* [DATA SECTION]:
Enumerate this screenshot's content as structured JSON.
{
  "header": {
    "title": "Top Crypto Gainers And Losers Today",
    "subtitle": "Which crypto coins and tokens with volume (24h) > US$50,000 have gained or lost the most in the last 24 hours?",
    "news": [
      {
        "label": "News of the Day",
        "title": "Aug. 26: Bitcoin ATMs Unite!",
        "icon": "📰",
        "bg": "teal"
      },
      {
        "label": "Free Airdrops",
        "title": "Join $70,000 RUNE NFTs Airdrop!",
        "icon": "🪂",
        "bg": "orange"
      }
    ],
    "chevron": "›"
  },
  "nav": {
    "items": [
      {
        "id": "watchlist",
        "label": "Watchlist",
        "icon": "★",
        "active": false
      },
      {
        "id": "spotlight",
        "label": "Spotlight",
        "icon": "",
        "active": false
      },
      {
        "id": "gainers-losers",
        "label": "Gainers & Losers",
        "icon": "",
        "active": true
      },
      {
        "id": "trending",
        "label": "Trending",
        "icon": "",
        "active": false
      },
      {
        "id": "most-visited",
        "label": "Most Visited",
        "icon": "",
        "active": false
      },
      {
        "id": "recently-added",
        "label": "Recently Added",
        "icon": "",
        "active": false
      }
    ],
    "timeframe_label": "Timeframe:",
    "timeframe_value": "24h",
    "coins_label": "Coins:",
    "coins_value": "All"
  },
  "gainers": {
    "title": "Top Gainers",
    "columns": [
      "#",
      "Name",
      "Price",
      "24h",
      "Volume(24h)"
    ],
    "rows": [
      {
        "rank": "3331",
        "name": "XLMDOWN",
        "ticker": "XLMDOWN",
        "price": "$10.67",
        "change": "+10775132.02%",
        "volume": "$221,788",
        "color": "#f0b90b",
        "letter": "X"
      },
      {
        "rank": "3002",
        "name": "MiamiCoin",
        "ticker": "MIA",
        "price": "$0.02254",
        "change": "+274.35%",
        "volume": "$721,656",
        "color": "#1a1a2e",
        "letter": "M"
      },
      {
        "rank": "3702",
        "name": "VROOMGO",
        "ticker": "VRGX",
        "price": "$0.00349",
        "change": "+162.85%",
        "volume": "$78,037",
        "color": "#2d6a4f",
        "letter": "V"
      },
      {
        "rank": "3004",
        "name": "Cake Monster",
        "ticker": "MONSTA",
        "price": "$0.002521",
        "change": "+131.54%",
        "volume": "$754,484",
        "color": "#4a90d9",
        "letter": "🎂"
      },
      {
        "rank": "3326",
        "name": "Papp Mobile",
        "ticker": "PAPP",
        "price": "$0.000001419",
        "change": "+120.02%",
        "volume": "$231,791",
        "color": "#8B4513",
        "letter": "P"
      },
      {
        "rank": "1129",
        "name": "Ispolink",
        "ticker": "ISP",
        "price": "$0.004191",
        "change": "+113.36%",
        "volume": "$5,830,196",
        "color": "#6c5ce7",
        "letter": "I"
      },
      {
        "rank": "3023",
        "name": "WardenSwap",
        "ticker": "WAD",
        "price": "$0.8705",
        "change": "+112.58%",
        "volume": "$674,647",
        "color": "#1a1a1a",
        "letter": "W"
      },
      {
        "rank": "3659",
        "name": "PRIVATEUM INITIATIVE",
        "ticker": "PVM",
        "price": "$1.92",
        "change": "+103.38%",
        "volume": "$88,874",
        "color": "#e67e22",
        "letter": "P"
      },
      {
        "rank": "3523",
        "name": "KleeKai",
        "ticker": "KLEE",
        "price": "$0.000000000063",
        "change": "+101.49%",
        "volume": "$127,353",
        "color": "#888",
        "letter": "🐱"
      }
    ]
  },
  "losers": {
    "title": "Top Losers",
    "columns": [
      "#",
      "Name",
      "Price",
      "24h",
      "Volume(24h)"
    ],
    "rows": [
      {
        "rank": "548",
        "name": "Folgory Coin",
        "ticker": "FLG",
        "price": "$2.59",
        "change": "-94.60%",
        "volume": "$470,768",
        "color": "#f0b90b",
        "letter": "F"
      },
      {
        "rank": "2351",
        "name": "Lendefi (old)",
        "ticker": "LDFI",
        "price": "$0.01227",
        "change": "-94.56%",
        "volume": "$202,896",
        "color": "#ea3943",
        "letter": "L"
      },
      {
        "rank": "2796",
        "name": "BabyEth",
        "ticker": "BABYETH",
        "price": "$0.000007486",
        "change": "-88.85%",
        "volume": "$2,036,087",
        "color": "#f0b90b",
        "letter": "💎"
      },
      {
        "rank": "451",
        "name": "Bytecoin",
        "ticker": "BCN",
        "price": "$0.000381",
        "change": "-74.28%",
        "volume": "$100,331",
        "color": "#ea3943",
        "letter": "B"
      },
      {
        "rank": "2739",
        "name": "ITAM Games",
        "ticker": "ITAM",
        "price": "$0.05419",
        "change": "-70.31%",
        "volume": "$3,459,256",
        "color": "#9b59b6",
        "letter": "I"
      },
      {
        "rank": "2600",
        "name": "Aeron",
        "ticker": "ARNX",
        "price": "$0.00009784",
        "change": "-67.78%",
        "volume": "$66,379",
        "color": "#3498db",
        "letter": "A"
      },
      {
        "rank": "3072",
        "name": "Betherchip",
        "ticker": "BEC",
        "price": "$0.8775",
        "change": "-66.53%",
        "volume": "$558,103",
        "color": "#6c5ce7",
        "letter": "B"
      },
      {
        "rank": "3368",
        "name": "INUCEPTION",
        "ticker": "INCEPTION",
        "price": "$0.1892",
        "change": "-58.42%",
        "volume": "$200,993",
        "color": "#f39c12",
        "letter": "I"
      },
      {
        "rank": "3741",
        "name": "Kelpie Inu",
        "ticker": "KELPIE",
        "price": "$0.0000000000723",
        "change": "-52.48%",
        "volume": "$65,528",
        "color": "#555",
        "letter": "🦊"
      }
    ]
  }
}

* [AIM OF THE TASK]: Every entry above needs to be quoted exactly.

* [YOUR RESPONSE]:
Enumerate this screenshot's content as structured JSON.
{
  "header": {
    "title": "Top Crypto Gainers And Losers Today",
    "subtitle": "Which crypto coins and tokens with volume (24h) > US$50,000 have gained or lost the most in the last 24 hours?",
    "news": [
      {
        "label": "News of the Day",
        "title": "Aug. 26: Bitcoin ATMs Unite!",
        "icon": "📰",
        "bg": "teal"
      },
      {
        "label": "Free Airdrops",
        "title": "Join $70,000 RUNE NFTs Airdrop!",
        "icon": "🪂",
        "bg": "orange"
      }
    ],
    "chevron": "›"
  },
  "nav": {
    "items": [
      {
        "id": "watchlist",
        "label": "Watchlist",
        "icon": "★",
        "active": false
      },
      {
        "id": "spotlight",
        "label": "Spotlight",
        "icon": "",
        "active": false
      },
      {
        "id": "gainers-losers",
        "label": "Gainers & Losers",
        "icon": "",
        "active": true
      },
      {
        "id": "trending",
        "label": "Trending",
        "icon": "",
        "active": false
      },
      {
        "id": "most-visited",
        "label": "Most Visited",
        "icon": "",
        "active": false
      },
      {
        "id": "recently-added",
        "label": "Recently Added",
        "icon": "",
        "active": false
      }
    ],
    "timeframe_label": "Timeframe:",
    "timeframe_value": "24h",
    "coins_label": "Coins:",
    "coins_value": "All"
  },
  "gainers": {
    "title": "Top Gainers",
    "columns": [
      "#",
      "Name",
      "Price",
      "24h",
      "Volume(24h)"
    ],
    "rows": [
      {
        "rank": "3331",
        "name": "XLMDOWN",
        "ticker": "XLMDOWN",
        "price": "$10.67",
        "change": "+10775132.02%",
        "volume": "$221,788",
        "color": "#f0b90b",
        "letter": "X"
      },
      {
        "rank": "3002",
        "name": "MiamiCoin",
        "ticker": "MIA",
        "price": "$0.02254",
        "change": "+274.35%",
        "volume": "$721,656",
        "color": "#1a1a2e",
        "letter": "M"
      },
      {
        "rank": "3702",
        "name": "VROOMGO",
        "ticker": "VRGX",
        "price": "$0.00349",
        "change": "+162.85%",
        "volume": "$78,037",
        "color": "#2d6a4f",
        "letter": "V"
      },
      {
        "rank": "3004",
        "name": "Cake Monster",
        "ticker": "MONSTA",
        "price": "$0.002521",
        "change": "+131.54%",
        "volume": "$754,484",
        "color": "#4a90d9",
        "letter": "🎂"
      },
      {
        "rank": "3326",
        "name": "Papp Mobile",
        "ticker": "PAPP",
        "price": "$0.000001419",
        "change": "+120.02%",
        "volume": "$231,791",
        "color": "#8B4513",
        "letter": "P"
      },
      {
        "rank": "1129",
        "name": "Ispolink",
        "ticker": "ISP",
        "price": "$0.004191",
        "change": "+113.36%",
        "volume": "$5,830,196",
        "color": "#6c5ce7",
        "letter": "I"
      },
      {
        "rank": "3023",
        "name": "WardenSwap",
        "ticker": "WAD",
        "price": "$0.8705",
        "change": "+112.58%",
        "volume": "$674,647",
        "color": "#1a1a1a",
        "letter": "W"
      },
      {
        "rank": "3659",
        "name": "PRIVATEUM INITIATIVE",
        "ticker": "PVM",
        "price": "$1.92",
        "change": "+103.38%",
        "volume": "$88,874",
        "color": "#e67e22",
        "letter": "P"
      },
      {
        "rank": "3523",
        "name": "KleeKai",
        "ticker": "KLEE",
        "price": "$0.000000000063",
        "change": "+101.49%",
        "volume": "$127,353",
        "color": "#888",
        "letter": "🐱"
      }
    ]
  },
  "losers": {
    "title": "Top Losers",
    "columns": [
      "#",
      "Name",
      "Price",
      "24h",
      "Volume(24h)"
    ],
    "rows": [
      {
        "rank": "548",
        "name": "Folgory Coin",
        "ticker": "FLG",
        "price": "$2.59",
        "change": "-94.60%",
        "volume": "$470,768",
        "color": "#f0b90b",
        "letter": "F"
      },
      {
        "rank": "2351",
        "name": "Lendefi (old)",
        "ticker": "LDFI",
        "price": "$0.01227",
        "change": "-94.56%",
        "volume": "$202,896",
        "color": "#ea3943",
        "letter": "L"
      },
      {
        "rank": "2796",
        "name": "BabyEth",
        "ticker": "BABYETH",
        "price": "$0.000007486",
        "change": "-88.85%",
        "volume": "$2,036,087",
        "color": "#f0b90b",
        "letter": "💎"
      },
      {
        "rank": "451",
        "name": "Bytecoin",
        "ticker": "BCN",
        "price": "$0.000381",
        "change": "-74.28%",
        "volume": "$100,331",
        "color": "#ea3943",
        "letter": "B"
      },
      {
        "rank": "2739",
        "name": "ITAM Games",
        "ticker": "ITAM",
        "price": "$0.05419",
        "change": "-70.31%",
        "volume": "$3,459,256",
        "color": "#9b59b6",
        "letter": "I"
      },
      {
        "rank": "2600",
        "name": "Aeron",
        "ticker": "ARNX",
        "price": "$0.00009784",
        "change": "-67.78%",
        "volume": "$66,379",
        "color": "#3498db",
        "letter": "A"
      },
      {
        "rank": "3072",
        "name": "Betherchip",
        "ticker": "BEC",
        "price": "$0.8775",
        "change": "-66.53%",
        "volume": "$558,103",
        "color": "#6c5ce7",
        "letter": "B"
      },
      {
        "rank": "3368",
        "name": "INUCEPTION",
        "ticker": "INCEPTION",
        "price": "$0.1892",
        "change": "-58.42%",
        "volume": "$200,993",
        "color": "#f39c12",
        "letter": "I"
      },
      {
        "rank": "3741",
        "name": "Kelpie Inu",
        "ticker": "KELPIE",
        "price": "$0.0000000000723",
        "change": "-52.48%",
        "volume": "$65,528",
        "color": "#555",
        "letter": "🦊"
      }
    ]
  }
}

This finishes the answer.